• EXCERPTED RECORDS

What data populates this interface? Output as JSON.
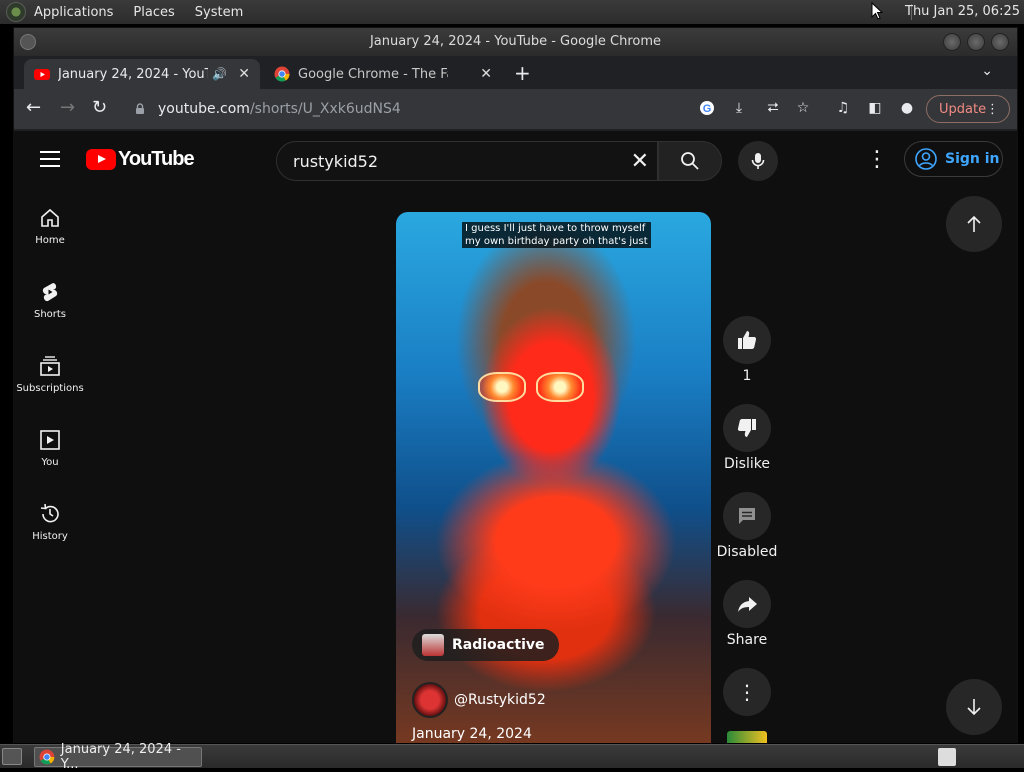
{
  "desktop": {
    "menus": [
      "Applications",
      "Places",
      "System"
    ],
    "clock": "Thu Jan 25, 06:25"
  },
  "window": {
    "title": "January 24, 2024 - YouTube - Google Chrome"
  },
  "tabs": [
    {
      "title": "January 24, 2024 - YouTube",
      "favicon": "youtube-icon",
      "audio": true
    },
    {
      "title": "Google Chrome - The Fast & Secure",
      "favicon": "chrome-icon",
      "audio": false
    }
  ],
  "toolbar": {
    "url_host": "youtube.com",
    "url_path": "/shorts/U_Xxk6udNS4",
    "update_label": "Update"
  },
  "youtube": {
    "logo_text": "YouTube",
    "search_value": "rustykid52",
    "signin_label": "Sign in",
    "guide": [
      {
        "label": "Home",
        "icon": "home-icon"
      },
      {
        "label": "Shorts",
        "icon": "shorts-icon"
      },
      {
        "label": "Subscriptions",
        "icon": "subscriptions-icon"
      },
      {
        "label": "You",
        "icon": "you-icon"
      },
      {
        "label": "History",
        "icon": "history-icon"
      }
    ],
    "short": {
      "caption_line1": "I guess I'll just have to throw myself",
      "caption_line2": "my own birthday party oh that's just",
      "music": "Radioactive",
      "channel": "@Rustykid52",
      "date": "January 24, 2024"
    },
    "actions": {
      "like_count": "1",
      "dislike_label": "Dislike",
      "comments_label": "Disabled",
      "share_label": "Share"
    }
  },
  "taskbar": {
    "task_title": "January 24, 2024 - Y..."
  },
  "colors": {
    "accent": "#3ea6ff",
    "brand_red": "#ff0000",
    "update": "#f28b82"
  }
}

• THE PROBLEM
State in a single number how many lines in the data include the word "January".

• SOLUTION FOR THIS EXERCISE
4